- Institutionalize an efficient and impartial justice system that delivers equal justice to the rich and poor; and
- Advance and protect human rights.
A sign of drug war’s failure?
Duterte’s supporters made use of his dare to poke fun at Robredo, while others perceived it as an excuse that he failed in keeping his promises.
You only criticize if you have a better way of doing it. That prompted the President to offer the drug czar job to Leni Robredo. It turned out she’s a mere CHATTERBOX…
— Ibarra Galang (@galangir) October 30, 2019
Duterte is realizing he’s in a no-win position in the drug war; that he cant solve it using his “kill-the-pusher” approach.
‘Robredo should shut up after refusing drug czar offer’https://t.co/lPkIUe1Q4p pic.twitter.com/R53jmYTrXm
— Luis Oreta (@ChitoOreta) October 30, 2019

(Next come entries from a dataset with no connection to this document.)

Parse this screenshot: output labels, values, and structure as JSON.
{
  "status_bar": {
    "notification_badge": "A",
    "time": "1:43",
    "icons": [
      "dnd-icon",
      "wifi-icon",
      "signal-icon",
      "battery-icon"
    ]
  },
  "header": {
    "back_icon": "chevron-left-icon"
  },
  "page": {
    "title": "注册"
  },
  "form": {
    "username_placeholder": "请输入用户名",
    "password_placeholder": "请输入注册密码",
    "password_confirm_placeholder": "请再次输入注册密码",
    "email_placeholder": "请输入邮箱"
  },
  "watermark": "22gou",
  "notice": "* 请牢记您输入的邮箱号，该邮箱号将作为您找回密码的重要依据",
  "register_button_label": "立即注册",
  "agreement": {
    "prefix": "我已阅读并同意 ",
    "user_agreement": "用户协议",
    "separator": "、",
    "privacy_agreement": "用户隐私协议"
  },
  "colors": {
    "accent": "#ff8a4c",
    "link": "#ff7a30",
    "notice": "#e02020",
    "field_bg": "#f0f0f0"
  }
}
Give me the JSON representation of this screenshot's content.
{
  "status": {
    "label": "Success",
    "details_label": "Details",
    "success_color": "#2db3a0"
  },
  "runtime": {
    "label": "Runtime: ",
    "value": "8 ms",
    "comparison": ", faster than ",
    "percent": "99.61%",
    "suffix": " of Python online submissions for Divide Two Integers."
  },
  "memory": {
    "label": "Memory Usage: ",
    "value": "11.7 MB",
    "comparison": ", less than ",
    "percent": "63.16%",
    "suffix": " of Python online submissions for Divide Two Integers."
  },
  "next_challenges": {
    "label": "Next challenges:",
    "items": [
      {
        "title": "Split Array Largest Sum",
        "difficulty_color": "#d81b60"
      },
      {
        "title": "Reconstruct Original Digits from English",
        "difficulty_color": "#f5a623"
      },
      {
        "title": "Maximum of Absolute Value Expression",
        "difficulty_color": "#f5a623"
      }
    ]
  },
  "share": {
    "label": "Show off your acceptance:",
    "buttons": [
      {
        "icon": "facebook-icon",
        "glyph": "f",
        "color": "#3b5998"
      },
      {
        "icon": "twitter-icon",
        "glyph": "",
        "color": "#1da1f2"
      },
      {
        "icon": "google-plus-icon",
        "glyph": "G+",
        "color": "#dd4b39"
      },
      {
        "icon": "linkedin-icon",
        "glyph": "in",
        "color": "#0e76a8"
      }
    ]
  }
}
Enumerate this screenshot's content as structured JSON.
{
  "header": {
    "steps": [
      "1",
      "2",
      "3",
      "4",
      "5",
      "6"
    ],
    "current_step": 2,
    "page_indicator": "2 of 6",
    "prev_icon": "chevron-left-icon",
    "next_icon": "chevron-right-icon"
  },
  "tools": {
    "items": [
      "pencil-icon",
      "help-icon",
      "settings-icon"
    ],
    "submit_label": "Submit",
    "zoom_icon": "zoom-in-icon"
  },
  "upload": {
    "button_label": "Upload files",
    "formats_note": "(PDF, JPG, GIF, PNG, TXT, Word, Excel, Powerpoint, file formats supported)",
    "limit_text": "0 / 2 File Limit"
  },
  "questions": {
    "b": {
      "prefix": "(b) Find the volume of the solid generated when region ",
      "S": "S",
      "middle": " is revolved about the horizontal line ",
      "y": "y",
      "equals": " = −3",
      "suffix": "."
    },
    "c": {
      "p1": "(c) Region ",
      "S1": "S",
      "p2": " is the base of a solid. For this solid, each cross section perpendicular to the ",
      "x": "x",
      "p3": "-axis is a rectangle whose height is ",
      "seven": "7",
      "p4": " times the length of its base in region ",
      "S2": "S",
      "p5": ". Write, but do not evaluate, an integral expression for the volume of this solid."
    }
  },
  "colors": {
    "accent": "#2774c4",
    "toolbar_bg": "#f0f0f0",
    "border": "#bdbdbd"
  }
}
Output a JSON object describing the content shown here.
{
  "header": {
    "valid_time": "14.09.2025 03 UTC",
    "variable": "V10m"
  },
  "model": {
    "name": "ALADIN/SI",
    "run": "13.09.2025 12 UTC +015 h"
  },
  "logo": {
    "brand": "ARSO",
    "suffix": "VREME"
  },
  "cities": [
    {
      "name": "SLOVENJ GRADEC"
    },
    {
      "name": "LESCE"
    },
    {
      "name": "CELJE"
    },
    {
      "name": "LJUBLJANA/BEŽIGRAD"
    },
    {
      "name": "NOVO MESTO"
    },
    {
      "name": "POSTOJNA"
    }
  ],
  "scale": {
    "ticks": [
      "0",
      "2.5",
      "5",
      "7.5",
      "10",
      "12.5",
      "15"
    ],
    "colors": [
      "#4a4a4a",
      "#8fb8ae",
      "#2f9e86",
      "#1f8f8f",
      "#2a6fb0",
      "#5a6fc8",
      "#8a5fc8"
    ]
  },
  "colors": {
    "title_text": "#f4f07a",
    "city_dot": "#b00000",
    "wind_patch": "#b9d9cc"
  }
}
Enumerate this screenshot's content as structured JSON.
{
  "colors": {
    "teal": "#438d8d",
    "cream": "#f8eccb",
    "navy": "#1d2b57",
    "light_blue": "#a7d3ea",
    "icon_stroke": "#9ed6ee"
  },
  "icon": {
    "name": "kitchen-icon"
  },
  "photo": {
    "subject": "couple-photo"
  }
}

Others noted that this announcement suggested Robredo was right about the drug war from the start.
I'm so tired of listening to all these things Duterte kept on saying abt Robredo. Wake up. Your war on drugs failed. Stop saying that she knows better than u, coz she does.
Clearing all drug addicts in 6 months was your promise, don't make Robredo fulfill it for you.
— 𝓳𝓪𝓳𝓲𝓷𝓰 👑 (@Jascyl2) October 28, 2019
Robredo has been voicing out her disagreement in using violence in combating illegal drugs since the war began. — with reports from Catalina Ricci Madarang